> TASK PROMPT
Work through the data below and copy out every line where "this" is found.

━━━

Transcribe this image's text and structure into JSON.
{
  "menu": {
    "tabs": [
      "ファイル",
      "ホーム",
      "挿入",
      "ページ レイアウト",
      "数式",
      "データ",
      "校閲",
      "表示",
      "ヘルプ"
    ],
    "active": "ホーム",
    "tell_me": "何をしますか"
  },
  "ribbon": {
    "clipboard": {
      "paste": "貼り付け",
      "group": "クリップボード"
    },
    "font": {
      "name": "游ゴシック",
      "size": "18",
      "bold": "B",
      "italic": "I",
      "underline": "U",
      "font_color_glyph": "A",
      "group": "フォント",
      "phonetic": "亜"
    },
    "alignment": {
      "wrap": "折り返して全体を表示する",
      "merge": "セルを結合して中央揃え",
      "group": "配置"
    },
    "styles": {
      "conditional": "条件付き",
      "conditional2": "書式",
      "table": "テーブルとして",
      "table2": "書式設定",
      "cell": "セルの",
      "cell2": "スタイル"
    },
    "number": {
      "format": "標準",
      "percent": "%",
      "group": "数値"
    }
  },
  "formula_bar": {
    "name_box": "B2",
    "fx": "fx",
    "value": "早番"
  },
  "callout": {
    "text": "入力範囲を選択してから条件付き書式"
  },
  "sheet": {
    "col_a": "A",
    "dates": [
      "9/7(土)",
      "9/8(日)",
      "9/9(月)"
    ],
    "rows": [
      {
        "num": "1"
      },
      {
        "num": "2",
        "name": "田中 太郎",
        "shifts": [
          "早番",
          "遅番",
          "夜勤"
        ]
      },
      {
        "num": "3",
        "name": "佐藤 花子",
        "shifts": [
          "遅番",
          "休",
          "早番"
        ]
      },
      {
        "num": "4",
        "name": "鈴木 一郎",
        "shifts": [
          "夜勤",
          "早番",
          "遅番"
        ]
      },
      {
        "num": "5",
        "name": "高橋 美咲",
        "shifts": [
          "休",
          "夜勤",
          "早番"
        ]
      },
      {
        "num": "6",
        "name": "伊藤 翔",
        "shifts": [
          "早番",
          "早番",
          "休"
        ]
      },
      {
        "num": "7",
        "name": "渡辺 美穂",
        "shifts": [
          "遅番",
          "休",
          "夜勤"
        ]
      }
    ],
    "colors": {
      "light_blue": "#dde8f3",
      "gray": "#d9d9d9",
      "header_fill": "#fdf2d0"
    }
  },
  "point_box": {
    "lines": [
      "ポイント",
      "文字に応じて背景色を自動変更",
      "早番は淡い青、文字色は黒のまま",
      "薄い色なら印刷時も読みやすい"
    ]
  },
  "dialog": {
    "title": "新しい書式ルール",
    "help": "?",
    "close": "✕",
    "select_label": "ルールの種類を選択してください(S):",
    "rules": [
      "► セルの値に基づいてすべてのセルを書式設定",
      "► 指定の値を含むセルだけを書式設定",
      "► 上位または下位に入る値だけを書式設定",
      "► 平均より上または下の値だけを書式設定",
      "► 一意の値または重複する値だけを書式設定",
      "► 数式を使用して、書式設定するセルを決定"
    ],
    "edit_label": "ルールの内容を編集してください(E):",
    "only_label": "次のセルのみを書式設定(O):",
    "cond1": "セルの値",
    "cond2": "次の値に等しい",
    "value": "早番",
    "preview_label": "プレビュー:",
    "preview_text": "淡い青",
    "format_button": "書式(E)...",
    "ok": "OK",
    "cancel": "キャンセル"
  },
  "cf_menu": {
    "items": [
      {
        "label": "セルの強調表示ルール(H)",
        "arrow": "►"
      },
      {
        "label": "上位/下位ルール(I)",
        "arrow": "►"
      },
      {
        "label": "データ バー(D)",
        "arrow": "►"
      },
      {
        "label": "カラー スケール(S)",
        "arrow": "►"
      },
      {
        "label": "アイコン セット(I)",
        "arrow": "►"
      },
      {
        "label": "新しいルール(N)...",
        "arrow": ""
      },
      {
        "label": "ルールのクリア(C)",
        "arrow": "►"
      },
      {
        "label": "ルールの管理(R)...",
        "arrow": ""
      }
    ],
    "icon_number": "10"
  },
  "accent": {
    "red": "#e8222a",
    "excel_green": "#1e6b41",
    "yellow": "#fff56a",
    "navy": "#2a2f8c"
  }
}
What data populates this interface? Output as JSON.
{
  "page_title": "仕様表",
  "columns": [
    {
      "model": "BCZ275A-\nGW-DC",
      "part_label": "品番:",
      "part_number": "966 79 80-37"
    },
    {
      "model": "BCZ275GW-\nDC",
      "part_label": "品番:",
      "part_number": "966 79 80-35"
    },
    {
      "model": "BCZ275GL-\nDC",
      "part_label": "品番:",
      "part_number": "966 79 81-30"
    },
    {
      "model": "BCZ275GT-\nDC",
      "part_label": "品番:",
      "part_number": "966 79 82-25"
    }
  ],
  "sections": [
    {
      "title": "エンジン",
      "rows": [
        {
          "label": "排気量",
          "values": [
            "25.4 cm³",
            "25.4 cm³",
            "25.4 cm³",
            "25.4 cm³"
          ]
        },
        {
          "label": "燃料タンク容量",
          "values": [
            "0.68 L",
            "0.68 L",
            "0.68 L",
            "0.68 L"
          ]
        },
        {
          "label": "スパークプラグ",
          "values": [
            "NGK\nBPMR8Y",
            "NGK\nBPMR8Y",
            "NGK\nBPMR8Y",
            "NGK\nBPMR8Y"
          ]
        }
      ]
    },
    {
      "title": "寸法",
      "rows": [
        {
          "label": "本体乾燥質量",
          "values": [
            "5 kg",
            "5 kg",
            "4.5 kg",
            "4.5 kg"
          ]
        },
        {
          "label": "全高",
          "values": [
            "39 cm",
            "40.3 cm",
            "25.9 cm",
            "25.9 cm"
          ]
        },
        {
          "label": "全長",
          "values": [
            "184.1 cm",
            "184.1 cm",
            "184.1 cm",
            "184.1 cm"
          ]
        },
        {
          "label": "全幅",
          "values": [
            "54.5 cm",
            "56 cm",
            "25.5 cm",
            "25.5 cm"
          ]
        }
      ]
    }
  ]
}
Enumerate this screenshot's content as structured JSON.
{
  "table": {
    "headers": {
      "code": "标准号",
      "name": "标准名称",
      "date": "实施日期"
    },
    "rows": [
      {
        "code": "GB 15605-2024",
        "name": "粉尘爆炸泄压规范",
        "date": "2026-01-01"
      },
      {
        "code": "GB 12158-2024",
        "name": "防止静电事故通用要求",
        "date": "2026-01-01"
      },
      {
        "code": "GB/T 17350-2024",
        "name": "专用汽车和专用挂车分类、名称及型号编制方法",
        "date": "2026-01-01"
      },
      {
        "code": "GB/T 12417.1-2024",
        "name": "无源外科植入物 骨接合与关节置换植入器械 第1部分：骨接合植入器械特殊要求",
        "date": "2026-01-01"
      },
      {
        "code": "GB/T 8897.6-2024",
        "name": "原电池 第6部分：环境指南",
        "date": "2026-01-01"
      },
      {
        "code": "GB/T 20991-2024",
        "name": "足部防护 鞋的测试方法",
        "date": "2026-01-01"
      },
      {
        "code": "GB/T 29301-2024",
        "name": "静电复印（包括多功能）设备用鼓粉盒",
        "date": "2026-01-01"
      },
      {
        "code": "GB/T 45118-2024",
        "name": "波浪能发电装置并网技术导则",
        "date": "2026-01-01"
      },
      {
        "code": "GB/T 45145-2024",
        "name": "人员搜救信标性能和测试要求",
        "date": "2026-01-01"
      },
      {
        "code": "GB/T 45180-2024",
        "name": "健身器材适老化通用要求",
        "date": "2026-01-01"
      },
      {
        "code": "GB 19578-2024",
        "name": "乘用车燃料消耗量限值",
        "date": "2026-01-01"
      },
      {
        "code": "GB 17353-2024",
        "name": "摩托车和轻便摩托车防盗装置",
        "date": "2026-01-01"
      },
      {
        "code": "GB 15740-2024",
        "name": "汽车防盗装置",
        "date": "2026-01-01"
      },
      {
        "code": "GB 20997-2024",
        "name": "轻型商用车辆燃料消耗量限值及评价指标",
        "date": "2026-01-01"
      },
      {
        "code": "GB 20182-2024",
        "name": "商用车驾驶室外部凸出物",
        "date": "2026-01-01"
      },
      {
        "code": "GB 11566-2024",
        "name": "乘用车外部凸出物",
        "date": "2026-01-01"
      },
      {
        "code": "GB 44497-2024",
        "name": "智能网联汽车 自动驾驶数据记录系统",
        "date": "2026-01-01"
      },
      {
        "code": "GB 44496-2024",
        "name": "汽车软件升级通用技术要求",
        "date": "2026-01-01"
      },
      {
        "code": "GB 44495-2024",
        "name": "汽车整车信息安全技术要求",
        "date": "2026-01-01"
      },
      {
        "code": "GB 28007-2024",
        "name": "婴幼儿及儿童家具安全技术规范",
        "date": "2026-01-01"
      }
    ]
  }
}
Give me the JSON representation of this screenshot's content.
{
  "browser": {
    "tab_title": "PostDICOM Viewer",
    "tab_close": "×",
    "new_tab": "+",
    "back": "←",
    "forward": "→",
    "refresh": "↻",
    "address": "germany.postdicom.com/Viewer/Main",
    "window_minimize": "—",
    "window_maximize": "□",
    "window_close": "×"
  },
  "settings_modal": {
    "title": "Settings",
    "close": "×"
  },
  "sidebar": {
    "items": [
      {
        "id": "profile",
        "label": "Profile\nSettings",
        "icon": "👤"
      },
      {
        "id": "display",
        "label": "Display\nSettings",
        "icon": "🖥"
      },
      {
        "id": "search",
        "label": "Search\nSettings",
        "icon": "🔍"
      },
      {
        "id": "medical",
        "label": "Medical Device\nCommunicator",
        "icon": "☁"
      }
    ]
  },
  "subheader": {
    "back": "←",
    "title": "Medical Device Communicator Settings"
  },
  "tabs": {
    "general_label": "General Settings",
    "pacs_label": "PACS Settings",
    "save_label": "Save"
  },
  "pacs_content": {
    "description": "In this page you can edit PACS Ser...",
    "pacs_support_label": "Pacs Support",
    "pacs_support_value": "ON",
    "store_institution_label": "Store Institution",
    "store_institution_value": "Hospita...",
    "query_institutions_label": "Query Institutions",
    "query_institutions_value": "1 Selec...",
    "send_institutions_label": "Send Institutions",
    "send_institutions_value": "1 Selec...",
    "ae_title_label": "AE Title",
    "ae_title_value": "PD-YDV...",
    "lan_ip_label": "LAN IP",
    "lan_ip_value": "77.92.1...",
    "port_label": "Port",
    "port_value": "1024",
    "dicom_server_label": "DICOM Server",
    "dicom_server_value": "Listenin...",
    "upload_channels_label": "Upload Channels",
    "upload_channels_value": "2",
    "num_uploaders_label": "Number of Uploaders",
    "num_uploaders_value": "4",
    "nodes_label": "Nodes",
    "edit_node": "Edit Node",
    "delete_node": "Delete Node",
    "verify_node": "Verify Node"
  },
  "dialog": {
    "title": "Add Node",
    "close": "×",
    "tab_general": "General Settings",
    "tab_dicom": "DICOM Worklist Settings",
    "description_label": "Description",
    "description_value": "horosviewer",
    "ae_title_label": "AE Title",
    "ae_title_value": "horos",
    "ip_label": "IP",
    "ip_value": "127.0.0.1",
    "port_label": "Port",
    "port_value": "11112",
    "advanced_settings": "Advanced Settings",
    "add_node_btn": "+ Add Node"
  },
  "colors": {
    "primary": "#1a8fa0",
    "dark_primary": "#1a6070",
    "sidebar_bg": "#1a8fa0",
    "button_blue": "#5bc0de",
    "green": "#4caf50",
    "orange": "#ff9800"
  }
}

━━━

> ANSWER SPACE
Transcribe this image's text and structure into JSON.
What data populates this interface? Output as JSON.
Enumerate this screenshot's content as structured JSON.
Give me the JSON representation of this screenshot's content.
    "description": "In this page you can edit PACS Ser...",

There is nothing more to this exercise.